■ TASK DETAILS
Lines that include the string "badge" are the ones to copy from the entries below.

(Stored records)

>>>

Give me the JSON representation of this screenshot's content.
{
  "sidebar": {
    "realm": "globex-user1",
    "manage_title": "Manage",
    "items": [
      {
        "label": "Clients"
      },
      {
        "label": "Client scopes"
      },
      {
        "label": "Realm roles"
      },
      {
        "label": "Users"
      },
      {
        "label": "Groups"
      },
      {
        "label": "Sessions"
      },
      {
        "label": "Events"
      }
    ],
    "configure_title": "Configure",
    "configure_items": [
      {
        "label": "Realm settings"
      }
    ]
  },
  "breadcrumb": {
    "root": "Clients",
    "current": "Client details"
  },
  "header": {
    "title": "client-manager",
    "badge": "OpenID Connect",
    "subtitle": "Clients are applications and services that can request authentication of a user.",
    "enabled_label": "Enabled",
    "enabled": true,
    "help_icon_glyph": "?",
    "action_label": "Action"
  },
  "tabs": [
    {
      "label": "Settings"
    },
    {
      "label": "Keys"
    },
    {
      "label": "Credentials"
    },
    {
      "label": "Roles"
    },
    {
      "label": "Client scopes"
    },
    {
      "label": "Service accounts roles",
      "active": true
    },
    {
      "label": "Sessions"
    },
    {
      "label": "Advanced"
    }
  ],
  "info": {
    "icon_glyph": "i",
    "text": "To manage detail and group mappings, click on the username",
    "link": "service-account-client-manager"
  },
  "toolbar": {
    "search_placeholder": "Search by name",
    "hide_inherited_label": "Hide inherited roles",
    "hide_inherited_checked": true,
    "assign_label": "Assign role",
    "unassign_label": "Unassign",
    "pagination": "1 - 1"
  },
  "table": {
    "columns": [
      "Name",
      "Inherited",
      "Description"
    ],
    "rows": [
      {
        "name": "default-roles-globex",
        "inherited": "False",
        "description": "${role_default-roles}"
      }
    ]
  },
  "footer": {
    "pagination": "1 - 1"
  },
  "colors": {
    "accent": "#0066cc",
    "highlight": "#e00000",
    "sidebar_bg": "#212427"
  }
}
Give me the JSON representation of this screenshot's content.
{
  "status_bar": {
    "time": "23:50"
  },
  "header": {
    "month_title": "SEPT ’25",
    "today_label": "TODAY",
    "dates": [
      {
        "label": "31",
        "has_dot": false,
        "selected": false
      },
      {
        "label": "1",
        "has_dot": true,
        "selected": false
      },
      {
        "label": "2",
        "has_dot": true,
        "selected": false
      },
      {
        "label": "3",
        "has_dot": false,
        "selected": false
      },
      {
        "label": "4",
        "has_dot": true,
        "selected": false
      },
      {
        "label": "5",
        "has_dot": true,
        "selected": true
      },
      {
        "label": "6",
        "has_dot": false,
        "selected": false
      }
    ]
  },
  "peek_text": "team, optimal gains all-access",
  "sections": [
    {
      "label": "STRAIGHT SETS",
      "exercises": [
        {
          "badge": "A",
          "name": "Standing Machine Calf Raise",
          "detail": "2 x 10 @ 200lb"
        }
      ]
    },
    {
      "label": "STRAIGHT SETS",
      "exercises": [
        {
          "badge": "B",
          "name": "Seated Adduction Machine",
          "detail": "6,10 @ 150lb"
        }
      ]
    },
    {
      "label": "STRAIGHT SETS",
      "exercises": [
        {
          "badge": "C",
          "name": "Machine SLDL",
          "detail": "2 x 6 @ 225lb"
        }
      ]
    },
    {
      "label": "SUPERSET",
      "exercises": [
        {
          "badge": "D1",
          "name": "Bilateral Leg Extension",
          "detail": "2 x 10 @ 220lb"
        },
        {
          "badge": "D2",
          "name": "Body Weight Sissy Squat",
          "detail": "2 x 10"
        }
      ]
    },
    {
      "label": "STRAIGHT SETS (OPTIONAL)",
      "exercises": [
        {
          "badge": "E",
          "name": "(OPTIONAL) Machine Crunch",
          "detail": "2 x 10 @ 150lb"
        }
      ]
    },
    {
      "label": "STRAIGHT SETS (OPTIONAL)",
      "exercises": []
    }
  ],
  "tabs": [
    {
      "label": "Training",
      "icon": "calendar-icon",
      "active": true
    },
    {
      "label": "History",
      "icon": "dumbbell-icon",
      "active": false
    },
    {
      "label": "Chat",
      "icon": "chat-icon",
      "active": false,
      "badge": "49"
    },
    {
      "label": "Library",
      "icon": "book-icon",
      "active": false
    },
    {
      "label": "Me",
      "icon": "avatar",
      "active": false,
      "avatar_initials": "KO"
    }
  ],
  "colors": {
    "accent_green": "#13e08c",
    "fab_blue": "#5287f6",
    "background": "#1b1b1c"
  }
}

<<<

■ ANSWER BELOW
    "badge": "OpenID Connect",
          "badge": "A",
          "badge": "B",
          "badge": "C",
          "badge": "D1",
          "badge": "D2",
          "badge": "E",
      "badge": "49"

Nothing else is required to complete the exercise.